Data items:

====

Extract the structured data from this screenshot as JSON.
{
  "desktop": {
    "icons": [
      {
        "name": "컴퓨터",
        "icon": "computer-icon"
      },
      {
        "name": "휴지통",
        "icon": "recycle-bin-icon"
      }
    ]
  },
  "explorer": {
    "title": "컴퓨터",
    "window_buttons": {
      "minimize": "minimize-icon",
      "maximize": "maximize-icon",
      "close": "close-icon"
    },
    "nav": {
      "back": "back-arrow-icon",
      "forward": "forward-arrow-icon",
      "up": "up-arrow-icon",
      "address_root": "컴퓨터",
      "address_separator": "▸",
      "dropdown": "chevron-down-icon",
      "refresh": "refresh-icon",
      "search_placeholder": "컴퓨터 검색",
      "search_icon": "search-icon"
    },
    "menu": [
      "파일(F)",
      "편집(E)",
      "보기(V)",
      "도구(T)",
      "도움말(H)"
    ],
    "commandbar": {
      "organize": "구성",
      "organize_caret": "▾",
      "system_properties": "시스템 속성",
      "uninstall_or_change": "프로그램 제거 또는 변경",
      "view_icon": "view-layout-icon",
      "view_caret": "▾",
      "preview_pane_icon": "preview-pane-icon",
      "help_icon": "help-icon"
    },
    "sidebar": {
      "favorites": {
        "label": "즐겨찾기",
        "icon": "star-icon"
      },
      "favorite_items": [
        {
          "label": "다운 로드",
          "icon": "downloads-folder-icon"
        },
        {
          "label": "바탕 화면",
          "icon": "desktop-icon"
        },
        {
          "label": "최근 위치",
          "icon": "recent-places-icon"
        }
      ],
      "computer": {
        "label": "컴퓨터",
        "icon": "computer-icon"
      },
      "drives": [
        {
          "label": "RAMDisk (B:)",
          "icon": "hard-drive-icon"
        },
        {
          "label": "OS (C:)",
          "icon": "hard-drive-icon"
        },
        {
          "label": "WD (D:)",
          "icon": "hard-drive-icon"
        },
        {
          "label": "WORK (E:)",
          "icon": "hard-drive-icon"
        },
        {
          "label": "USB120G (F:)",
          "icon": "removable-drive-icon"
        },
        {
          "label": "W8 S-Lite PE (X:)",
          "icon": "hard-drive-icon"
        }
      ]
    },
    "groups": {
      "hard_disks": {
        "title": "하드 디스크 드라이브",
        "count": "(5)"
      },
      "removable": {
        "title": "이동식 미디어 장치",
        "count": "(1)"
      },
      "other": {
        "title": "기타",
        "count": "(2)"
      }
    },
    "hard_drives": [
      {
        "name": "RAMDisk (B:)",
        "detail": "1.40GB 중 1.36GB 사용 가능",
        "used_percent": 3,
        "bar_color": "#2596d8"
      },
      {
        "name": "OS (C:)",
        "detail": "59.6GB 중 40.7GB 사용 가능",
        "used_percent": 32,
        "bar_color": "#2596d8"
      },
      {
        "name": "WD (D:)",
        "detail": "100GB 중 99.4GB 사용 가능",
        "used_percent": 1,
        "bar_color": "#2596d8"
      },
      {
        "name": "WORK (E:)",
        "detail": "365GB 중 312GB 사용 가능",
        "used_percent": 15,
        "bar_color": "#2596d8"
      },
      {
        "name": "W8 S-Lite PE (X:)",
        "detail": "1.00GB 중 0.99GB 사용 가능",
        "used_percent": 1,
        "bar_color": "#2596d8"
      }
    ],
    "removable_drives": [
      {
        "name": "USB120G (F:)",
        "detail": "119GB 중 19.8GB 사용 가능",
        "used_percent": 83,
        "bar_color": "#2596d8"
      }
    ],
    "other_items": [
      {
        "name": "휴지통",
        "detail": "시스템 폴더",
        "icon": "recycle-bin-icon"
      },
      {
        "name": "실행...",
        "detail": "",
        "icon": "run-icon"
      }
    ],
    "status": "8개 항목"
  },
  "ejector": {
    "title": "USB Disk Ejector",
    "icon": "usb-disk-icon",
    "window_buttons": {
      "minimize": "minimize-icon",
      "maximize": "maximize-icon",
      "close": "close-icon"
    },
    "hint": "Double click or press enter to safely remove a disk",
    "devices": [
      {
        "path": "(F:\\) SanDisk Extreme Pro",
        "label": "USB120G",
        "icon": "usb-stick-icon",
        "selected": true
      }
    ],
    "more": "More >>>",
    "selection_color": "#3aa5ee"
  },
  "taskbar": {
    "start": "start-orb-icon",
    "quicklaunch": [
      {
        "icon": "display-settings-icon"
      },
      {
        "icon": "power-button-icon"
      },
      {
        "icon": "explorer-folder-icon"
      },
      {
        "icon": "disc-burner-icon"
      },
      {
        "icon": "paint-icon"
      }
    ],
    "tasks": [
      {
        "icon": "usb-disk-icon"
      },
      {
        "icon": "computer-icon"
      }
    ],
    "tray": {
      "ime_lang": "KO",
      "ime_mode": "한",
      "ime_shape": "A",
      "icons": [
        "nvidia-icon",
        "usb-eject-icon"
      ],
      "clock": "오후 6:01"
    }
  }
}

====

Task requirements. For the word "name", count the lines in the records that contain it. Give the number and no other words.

Reply to the task. 10